Making Solids Water Tight in ANSYS Spaceclaim for ANSYS Workbench Meshing

Posted on March 30, 2017, by: Tom Chadwick

Occasionally when solid geometry is imported from CAD into ANSYS SpaceClaim the geometry will come in as solids, but when a mesh is generated on the solids the mesh will appear to “leak” into the surrounding space. Below is an assembly that was imported from CAD into SpaceClaim. In the SpaceClaim Structure Window all of the parts can be seen to be solid components. When the mesh is generated in ANSYS Mechanical it appears like the assembly has been successfully meshed. However, when you look at the mesh a little closer, the mesh can be missing from some of the surfaces and not displayed correctly on others. Additionally, if you create a cross-section through the mesh, the mesh on some of the parts will “leak” outside of the part boundaries and will look like the image below. Based on the mesh color, the mesh of the part in the center of the assembly has grown outside of the surfaces of the part. To repair the part you need to go back to SpaceClaim and rebuild it. First you need to hide the rest of the parts.

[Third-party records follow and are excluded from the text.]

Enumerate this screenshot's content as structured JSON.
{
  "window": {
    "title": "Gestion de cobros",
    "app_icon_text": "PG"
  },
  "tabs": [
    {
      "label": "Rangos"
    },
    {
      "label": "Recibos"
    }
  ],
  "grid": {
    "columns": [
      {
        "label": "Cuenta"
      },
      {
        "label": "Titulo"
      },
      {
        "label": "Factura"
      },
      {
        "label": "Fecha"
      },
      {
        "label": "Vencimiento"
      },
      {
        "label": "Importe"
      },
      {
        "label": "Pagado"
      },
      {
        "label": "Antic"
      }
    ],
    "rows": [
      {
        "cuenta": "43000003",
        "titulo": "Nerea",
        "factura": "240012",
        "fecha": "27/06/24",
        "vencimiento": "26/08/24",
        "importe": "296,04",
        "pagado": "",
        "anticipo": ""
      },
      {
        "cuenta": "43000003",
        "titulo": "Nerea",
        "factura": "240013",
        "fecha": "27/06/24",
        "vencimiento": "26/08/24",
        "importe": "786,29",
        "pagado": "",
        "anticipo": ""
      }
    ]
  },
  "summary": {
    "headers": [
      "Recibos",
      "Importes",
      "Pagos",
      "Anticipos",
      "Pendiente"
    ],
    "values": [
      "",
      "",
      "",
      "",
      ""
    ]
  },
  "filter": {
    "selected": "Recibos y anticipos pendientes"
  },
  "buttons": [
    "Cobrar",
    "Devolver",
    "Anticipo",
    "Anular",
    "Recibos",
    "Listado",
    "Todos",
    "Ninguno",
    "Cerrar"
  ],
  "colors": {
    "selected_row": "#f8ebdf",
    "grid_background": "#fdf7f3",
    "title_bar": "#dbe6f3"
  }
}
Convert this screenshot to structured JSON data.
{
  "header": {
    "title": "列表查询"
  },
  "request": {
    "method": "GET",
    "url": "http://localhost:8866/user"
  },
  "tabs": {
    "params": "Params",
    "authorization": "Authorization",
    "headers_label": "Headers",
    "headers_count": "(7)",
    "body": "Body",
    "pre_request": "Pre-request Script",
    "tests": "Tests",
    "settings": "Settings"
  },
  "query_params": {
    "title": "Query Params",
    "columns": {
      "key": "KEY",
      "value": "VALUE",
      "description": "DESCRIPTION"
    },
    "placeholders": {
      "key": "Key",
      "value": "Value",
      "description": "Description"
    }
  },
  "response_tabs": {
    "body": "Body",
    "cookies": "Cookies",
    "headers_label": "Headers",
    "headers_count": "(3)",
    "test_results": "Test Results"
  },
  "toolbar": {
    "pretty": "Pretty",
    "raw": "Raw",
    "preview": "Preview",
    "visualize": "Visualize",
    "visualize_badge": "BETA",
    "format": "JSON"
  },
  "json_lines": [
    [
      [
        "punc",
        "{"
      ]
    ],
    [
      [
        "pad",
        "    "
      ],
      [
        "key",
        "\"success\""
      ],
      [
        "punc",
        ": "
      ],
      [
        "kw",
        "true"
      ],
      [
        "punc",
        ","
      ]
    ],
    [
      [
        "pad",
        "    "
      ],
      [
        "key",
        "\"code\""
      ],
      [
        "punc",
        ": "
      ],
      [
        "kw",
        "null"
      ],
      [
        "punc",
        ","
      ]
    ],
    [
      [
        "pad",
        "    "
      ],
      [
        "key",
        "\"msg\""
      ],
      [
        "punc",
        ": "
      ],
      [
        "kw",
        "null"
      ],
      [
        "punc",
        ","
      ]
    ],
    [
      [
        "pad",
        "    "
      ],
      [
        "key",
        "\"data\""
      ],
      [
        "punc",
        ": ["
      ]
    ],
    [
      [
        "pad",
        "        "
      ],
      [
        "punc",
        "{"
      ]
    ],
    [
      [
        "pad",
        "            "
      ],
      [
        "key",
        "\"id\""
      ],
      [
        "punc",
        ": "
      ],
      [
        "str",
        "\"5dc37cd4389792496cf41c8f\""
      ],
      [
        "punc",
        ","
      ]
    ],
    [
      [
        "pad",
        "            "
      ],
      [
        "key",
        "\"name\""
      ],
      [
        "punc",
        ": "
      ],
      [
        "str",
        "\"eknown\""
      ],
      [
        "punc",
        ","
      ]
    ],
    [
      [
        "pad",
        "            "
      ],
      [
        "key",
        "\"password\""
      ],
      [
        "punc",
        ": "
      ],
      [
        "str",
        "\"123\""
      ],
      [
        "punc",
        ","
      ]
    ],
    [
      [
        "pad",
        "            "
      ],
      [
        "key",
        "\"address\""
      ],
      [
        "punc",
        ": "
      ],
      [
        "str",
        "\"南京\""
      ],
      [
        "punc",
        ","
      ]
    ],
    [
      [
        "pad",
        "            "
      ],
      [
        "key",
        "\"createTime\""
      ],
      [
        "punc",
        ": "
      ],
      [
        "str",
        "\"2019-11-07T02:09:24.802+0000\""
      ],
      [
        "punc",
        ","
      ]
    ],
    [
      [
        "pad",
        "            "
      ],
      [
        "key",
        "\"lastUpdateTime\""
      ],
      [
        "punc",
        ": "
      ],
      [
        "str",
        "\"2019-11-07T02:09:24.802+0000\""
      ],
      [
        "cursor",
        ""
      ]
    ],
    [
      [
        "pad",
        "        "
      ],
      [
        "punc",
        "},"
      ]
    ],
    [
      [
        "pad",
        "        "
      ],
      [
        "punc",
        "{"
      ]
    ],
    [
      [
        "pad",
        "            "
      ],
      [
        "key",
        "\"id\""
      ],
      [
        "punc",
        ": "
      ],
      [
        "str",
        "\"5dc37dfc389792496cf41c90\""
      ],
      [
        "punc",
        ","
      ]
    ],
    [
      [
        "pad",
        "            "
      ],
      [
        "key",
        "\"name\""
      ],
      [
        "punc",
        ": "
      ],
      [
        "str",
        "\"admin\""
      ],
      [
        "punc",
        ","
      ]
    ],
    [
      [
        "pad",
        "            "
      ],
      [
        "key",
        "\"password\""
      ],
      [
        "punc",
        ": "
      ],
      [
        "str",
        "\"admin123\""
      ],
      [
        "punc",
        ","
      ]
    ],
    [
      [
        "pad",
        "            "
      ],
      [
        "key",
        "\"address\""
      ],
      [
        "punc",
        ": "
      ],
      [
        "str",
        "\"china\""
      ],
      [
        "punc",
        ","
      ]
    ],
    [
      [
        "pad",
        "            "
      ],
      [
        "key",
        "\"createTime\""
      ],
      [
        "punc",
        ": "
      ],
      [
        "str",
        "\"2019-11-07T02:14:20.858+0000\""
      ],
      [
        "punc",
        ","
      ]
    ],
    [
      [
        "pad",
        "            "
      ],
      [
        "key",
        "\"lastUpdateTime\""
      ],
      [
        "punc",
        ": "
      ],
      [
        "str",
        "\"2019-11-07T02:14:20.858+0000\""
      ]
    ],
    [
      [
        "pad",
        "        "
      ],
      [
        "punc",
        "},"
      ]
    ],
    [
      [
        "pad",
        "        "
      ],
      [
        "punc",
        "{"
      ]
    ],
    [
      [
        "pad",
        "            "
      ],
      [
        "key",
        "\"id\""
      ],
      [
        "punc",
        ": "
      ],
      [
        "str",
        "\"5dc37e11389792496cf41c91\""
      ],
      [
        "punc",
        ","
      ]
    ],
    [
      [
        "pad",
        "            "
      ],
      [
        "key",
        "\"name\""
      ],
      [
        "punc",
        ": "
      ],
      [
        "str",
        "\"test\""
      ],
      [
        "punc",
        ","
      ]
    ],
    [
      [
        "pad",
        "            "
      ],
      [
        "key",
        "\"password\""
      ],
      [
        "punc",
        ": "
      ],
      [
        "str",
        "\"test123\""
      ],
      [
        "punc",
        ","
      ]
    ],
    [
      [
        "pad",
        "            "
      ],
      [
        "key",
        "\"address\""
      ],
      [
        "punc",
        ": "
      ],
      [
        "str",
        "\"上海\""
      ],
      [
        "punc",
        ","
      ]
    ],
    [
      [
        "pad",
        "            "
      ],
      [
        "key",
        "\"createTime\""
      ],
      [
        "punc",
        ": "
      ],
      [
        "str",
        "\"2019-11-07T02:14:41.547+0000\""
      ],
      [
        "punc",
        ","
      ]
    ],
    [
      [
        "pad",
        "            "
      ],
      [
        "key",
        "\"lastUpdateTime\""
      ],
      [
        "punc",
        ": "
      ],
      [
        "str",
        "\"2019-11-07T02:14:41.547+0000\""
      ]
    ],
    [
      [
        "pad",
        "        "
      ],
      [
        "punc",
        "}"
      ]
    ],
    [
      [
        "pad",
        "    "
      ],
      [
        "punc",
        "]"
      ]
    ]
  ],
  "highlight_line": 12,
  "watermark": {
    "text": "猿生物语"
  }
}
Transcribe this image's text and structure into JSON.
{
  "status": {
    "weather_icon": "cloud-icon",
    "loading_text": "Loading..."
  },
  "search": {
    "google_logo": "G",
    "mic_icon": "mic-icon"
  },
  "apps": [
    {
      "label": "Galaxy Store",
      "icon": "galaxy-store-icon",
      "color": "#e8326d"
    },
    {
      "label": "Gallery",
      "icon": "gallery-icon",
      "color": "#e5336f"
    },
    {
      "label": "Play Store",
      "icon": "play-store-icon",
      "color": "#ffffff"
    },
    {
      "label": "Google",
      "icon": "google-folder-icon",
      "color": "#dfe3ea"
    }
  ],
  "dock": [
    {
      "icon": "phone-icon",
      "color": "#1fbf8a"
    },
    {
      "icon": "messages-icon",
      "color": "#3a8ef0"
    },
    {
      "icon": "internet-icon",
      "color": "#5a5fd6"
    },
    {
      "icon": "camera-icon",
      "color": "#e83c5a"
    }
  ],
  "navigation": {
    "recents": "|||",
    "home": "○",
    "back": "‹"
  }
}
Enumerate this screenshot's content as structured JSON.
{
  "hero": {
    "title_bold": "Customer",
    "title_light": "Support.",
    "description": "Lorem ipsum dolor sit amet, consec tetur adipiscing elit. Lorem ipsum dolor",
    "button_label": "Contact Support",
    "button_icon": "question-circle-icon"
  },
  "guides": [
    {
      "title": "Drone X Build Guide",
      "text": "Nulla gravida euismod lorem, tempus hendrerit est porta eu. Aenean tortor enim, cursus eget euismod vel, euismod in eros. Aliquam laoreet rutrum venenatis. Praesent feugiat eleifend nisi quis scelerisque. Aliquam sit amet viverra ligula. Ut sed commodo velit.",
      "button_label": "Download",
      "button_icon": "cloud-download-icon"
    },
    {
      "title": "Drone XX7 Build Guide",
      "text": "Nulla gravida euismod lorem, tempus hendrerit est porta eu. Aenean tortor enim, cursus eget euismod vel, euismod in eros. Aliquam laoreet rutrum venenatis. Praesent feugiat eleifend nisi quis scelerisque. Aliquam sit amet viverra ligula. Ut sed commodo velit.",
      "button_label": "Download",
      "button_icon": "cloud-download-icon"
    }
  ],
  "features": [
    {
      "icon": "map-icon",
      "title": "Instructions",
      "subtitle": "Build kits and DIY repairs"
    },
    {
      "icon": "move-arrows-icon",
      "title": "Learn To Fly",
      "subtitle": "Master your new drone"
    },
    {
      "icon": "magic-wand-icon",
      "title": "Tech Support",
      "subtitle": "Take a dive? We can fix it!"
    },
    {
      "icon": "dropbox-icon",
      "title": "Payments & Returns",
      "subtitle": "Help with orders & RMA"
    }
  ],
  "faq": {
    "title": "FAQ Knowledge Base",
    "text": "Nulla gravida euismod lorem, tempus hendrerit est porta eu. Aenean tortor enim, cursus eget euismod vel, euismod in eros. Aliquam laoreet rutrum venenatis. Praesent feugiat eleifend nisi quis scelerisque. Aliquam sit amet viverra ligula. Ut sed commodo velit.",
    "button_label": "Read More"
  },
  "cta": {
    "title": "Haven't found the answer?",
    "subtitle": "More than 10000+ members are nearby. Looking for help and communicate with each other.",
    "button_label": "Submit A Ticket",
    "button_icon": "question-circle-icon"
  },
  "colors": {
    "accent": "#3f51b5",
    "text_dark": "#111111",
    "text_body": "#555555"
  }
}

Next, create a sketch plane that passes through the problem part. In the sketch mode create a rectangle that surrounds the part. When you return to 3D mode in SpaceClaim, that rectangle will become a surface that passes through the part. Now use the Pull tool in SpaceClaim to turn that surface into a part that completely surrounds the part to be repaired, making sure to turn on the “No Merge” option for the pull before you begin. After you have pulled the surface into a solid, it should like the image below where the original part is completely buried inside the new part. Now you will use the Combine tool to divide the box with the original part. Select Combine from the Tool Bar, then select the box that you created in the previous step. The cutter will be activated and you will move the cursor around until the original part is highlighted inside the box. Select it with the left mouse button. The Combine tool will then give you the option to select the part of the box that you want to remove. Select the part that surrounds the original part. After it is finished, close the combine tool and the Structure Tree and 3D window will now look like the following: Now move the new solid that was created with the Combine tool into the location of the original part and turn off the original one and re-activate the other parts of the assembly. The assembly and Structure Tree should now look like the pictures below. Now save the project, re-open the meshing tool, and re-generate the mesh. The mesh should now be correct and not “leaking” beyond the part boundaries.